(Collected data)
--------------------------------------------------
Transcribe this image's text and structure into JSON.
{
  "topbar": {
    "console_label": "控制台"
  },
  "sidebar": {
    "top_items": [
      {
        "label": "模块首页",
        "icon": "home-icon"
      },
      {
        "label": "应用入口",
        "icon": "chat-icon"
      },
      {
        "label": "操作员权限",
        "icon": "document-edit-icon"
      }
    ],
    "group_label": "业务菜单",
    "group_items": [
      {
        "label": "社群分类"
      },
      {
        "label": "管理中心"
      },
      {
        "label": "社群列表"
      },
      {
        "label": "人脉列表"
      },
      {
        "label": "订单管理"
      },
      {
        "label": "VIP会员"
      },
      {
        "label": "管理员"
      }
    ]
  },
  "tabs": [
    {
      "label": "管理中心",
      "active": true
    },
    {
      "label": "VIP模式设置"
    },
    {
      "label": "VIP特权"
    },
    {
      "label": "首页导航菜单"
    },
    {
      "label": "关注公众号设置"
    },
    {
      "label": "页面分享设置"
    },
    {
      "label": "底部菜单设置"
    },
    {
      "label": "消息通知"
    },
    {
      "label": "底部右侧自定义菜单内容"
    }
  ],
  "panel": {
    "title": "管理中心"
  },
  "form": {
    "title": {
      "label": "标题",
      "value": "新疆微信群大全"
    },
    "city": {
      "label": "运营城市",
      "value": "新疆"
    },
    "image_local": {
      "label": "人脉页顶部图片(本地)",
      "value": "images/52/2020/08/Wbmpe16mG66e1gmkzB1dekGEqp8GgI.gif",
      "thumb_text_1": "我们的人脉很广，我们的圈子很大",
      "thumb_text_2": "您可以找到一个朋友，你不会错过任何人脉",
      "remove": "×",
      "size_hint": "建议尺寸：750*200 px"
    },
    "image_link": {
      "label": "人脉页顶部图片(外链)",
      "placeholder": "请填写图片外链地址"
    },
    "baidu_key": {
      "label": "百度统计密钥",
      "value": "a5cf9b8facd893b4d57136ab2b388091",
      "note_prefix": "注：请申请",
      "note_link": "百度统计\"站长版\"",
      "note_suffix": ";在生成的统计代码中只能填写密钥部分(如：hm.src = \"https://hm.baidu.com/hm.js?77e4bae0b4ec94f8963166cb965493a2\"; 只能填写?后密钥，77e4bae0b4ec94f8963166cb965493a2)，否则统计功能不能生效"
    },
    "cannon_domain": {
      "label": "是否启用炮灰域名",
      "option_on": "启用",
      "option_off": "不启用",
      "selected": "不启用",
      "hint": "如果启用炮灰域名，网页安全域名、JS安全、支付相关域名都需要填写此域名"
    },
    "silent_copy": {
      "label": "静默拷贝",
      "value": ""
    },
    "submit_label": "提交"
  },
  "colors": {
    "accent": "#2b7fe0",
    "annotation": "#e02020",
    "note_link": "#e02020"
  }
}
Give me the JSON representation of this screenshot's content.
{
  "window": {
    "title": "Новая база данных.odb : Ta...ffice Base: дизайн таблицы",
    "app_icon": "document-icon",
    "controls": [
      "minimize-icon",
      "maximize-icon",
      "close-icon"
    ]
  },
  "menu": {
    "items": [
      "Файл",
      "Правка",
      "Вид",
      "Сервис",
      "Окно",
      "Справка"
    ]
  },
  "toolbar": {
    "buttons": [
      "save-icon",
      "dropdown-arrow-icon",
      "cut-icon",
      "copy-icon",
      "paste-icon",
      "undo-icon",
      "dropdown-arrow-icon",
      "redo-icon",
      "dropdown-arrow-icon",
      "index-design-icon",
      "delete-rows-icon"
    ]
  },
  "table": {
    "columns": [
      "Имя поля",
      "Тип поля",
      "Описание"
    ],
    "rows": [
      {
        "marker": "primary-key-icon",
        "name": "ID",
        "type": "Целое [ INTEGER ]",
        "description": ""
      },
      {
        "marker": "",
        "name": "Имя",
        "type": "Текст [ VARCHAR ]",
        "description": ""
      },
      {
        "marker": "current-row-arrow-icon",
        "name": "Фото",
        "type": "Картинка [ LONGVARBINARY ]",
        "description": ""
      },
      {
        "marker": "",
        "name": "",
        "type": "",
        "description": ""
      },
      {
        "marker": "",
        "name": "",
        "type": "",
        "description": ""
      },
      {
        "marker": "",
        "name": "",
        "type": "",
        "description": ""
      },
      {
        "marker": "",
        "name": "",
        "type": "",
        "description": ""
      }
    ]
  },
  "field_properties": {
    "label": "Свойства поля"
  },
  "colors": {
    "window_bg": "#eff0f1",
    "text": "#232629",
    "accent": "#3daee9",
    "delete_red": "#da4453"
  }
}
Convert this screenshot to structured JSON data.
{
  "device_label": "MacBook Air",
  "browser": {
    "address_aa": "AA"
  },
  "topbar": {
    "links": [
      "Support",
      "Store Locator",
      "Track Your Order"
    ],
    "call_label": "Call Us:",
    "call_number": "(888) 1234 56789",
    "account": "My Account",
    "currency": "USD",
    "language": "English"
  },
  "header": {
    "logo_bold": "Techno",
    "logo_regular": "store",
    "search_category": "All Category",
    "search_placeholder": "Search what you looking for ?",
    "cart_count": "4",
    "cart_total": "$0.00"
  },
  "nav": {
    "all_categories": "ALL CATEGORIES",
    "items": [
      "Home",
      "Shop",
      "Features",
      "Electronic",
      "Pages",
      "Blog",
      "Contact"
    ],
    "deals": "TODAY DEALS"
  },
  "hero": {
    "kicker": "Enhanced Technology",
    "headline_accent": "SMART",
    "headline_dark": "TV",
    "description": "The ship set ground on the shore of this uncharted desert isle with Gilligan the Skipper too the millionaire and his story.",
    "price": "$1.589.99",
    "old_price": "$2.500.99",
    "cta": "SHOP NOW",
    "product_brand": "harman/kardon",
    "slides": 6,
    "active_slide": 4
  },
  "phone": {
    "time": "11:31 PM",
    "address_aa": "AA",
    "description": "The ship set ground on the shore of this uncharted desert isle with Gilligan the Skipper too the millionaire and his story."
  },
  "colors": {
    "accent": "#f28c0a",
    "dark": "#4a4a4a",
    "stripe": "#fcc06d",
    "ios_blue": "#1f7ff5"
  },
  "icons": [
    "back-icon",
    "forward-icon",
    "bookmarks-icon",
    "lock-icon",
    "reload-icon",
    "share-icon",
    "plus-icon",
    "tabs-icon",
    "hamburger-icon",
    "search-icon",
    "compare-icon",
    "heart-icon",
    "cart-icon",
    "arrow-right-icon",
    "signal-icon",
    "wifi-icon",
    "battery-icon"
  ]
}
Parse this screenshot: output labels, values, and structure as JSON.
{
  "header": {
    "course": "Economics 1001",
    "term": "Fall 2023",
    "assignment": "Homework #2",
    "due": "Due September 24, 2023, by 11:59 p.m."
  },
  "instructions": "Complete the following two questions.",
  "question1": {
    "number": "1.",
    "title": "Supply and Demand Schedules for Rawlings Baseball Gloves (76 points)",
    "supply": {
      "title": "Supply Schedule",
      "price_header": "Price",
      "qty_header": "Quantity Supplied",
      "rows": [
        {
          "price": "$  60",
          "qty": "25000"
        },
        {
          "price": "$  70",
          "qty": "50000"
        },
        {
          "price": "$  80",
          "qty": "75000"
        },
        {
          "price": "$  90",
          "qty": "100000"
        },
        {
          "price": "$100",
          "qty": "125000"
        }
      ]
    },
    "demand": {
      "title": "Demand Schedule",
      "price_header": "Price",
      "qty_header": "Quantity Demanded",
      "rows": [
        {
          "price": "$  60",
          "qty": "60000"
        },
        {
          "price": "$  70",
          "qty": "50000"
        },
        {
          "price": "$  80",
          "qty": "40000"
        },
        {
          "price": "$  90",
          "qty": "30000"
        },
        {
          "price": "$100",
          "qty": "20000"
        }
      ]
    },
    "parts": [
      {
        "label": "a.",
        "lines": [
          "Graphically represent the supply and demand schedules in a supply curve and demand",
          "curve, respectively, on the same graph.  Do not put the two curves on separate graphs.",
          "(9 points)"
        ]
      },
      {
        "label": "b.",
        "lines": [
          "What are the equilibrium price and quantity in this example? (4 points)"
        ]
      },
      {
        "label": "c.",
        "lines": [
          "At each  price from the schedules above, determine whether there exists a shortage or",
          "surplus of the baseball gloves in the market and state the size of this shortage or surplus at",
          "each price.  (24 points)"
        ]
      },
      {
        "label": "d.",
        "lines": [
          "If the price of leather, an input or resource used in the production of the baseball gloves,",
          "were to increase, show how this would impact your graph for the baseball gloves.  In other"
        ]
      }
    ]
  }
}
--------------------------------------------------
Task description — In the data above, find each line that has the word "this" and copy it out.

Written response —
Transcribe this image's text and structure into JSON.
Give me the JSON representation of this screenshot's content.
Convert this screenshot to structured JSON data.
    "description": "The ship set ground on the shore of this uncharted desert isle with Gilligan the Skipper too the millionaire and his story.",
    "description": "The ship set ground on the shore of this uncharted desert isle with Gilligan the Skipper too the millionaire and his story."
Parse this screenshot: output labels, values, and structure as JSON.
          "What are the equilibrium price and quantity in this example? (4 points)"
          "surplus of the baseball gloves in the market and state the size of this shortage or surplus at",
          "were to increase, show how this would impact your graph for the baseball gloves.  In other"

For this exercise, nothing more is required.